**WHAT TO DO:** Write out the data once more, exactly as it reads.

-------- INPUT FOR THIS TASK

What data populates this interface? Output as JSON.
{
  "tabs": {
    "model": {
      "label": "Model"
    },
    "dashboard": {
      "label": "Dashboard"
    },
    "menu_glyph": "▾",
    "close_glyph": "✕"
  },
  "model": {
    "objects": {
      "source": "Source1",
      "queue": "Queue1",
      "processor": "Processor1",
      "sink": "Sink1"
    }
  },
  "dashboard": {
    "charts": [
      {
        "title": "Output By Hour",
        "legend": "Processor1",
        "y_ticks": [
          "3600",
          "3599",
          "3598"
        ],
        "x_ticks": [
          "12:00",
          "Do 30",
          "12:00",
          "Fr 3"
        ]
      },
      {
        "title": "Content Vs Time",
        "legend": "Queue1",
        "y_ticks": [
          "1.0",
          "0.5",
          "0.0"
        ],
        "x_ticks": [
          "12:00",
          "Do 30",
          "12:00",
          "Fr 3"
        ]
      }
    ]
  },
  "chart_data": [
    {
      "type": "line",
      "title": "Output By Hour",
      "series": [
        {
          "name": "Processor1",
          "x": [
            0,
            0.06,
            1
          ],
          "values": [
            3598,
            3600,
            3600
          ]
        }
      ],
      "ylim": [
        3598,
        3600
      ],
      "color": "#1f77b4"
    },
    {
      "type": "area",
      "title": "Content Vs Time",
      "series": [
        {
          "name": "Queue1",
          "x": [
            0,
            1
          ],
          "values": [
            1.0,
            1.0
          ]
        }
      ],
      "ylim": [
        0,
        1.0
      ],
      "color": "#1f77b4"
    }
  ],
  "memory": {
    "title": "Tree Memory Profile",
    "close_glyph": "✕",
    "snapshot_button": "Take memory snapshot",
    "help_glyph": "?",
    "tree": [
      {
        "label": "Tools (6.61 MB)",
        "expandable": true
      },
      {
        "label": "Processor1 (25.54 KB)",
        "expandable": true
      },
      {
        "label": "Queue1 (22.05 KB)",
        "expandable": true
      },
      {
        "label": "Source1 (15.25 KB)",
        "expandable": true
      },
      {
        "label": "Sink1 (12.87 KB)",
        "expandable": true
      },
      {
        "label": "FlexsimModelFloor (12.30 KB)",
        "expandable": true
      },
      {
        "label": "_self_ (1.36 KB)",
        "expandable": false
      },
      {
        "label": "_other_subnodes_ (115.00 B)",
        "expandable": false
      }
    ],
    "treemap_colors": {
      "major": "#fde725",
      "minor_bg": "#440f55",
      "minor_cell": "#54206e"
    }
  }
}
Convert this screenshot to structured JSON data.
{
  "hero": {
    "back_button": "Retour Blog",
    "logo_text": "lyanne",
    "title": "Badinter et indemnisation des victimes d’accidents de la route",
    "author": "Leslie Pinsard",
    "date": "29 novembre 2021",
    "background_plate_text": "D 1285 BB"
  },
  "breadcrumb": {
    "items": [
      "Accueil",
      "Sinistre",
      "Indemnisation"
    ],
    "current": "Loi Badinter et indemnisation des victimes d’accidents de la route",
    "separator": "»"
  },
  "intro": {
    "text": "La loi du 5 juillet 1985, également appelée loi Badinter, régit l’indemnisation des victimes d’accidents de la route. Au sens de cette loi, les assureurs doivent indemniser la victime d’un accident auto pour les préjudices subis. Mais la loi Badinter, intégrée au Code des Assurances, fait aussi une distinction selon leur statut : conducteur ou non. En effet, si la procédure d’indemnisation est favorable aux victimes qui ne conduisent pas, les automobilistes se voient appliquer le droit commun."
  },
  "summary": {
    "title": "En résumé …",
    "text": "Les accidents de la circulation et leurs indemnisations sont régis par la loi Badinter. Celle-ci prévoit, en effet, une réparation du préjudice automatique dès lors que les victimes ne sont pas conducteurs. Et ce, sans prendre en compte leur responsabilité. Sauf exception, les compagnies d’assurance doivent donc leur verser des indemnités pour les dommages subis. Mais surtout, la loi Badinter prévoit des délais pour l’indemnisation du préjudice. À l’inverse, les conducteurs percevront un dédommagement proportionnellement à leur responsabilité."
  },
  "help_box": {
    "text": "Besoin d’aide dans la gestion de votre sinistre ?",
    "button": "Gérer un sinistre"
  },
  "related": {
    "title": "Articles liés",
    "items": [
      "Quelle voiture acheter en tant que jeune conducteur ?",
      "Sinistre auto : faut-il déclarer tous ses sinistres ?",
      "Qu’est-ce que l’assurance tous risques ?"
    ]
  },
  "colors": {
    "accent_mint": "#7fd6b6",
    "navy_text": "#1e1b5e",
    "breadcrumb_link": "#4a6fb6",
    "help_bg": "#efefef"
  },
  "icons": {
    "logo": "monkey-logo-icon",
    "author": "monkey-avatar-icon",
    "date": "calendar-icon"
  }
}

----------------

**SOLUTION TO THIS PROBLEM:**
What data populates this interface? Output as JSON.
{
  "tabs": {
    "model": {
      "label": "Model"
    },
    "dashboard": {
      "label": "Dashboard"
    },
    "menu_glyph": "▾",
    "close_glyph": "✕"
  },
  "model": {
    "objects": {
      "source": "Source1",
      "queue": "Queue1",
      "processor": "Processor1",
      "sink": "Sink1"
    }
  },
  "dashboard": {
    "charts": [
      {
        "title": "Output By Hour",
        "legend": "Processor1",
        "y_ticks": [
          "3600",
          "3599",
          "3598"
        ],
        "x_ticks": [
          "12:00",
          "Do 30",
          "12:00",
          "Fr 3"
        ]
      },
      {
        "title": "Content Vs Time",
        "legend": "Queue1",
        "y_ticks": [
          "1.0",
          "0.5",
          "0.0"
        ],
        "x_ticks": [
          "12:00",
          "Do 30",
          "12:00",
          "Fr 3"
        ]
      }
    ]
  },
  "chart_data": [
    {
      "type": "line",
      "title": "Output By Hour",
      "series": [
        {
          "name": "Processor1",
          "x": [
            0,
            0.06,
            1
          ],
          "values": [
            3598,
            3600,
            3600
          ]
        }
      ],
      "ylim": [
        3598,
        3600
      ],
      "color": "#1f77b4"
    },
    {
      "type": "area",
      "title": "Content Vs Time",
      "series": [
        {
          "name": "Queue1",
          "x": [
            0,
            1
          ],
          "values": [
            1.0,
            1.0
          ]
        }
      ],
      "ylim": [
        0,
        1.0
      ],
      "color": "#1f77b4"
    }
  ],
  "memory": {
    "title": "Tree Memory Profile",
    "close_glyph": "✕",
    "snapshot_button": "Take memory snapshot",
    "help_glyph": "?",
    "tree": [
      {
        "label": "Tools (6.61 MB)",
        "expandable": true
      },
      {
        "label": "Processor1 (25.54 KB)",
        "expandable": true
      },
      {
        "label": "Queue1 (22.05 KB)",
        "expandable": true
      },
      {
        "label": "Source1 (15.25 KB)",
        "expandable": true
      },
      {
        "label": "Sink1 (12.87 KB)",
        "expandable": true
      },
      {
        "label": "FlexsimModelFloor (12.30 KB)",
        "expandable": true
      },
      {
        "label": "_self_ (1.36 KB)",
        "expandable": false
      },
      {
        "label": "_other_subnodes_ (115.00 B)",
        "expandable": false
      }
    ],
    "treemap_colors": {
      "major": "#fde725",
      "minor_bg": "#440f55",
      "minor_cell": "#54206e"
    }
  }
}
Convert this screenshot to structured JSON data.
{
  "hero": {
    "back_button": "Retour Blog",
    "logo_text": "lyanne",
    "title": "Badinter et indemnisation des victimes d’accidents de la route",
    "author": "Leslie Pinsard",
    "date": "29 novembre 2021",
    "background_plate_text": "D 1285 BB"
  },
  "breadcrumb": {
    "items": [
      "Accueil",
      "Sinistre",
      "Indemnisation"
    ],
    "current": "Loi Badinter et indemnisation des victimes d’accidents de la route",
    "separator": "»"
  },
  "intro": {
    "text": "La loi du 5 juillet 1985, également appelée loi Badinter, régit l’indemnisation des victimes d’accidents de la route. Au sens de cette loi, les assureurs doivent indemniser la victime d’un accident auto pour les préjudices subis. Mais la loi Badinter, intégrée au Code des Assurances, fait aussi une distinction selon leur statut : conducteur ou non. En effet, si la procédure d’indemnisation est favorable aux victimes qui ne conduisent pas, les automobilistes se voient appliquer le droit commun."
  },
  "summary": {
    "title": "En résumé …",
    "text": "Les accidents de la circulation et leurs indemnisations sont régis par la loi Badinter. Celle-ci prévoit, en effet, une réparation du préjudice automatique dès lors que les victimes ne sont pas conducteurs. Et ce, sans prendre en compte leur responsabilité. Sauf exception, les compagnies d’assurance doivent donc leur verser des indemnités pour les dommages subis. Mais surtout, la loi Badinter prévoit des délais pour l’indemnisation du préjudice. À l’inverse, les conducteurs percevront un dédommagement proportionnellement à leur responsabilité."
  },
  "help_box": {
    "text": "Besoin d’aide dans la gestion de votre sinistre ?",
    "button": "Gérer un sinistre"
  },
  "related": {
    "title": "Articles liés",
    "items": [
      "Quelle voiture acheter en tant que jeune conducteur ?",
      "Sinistre auto : faut-il déclarer tous ses sinistres ?",
      "Qu’est-ce que l’assurance tous risques ?"
    ]
  },
  "colors": {
    "accent_mint": "#7fd6b6",
    "navy_text": "#1e1b5e",
    "breadcrumb_link": "#4a6fb6",
    "help_bg": "#efefef"
  },
  "icons": {
    "logo": "monkey-logo-icon",
    "author": "monkey-avatar-icon",
    "date": "calendar-icon"
  }
}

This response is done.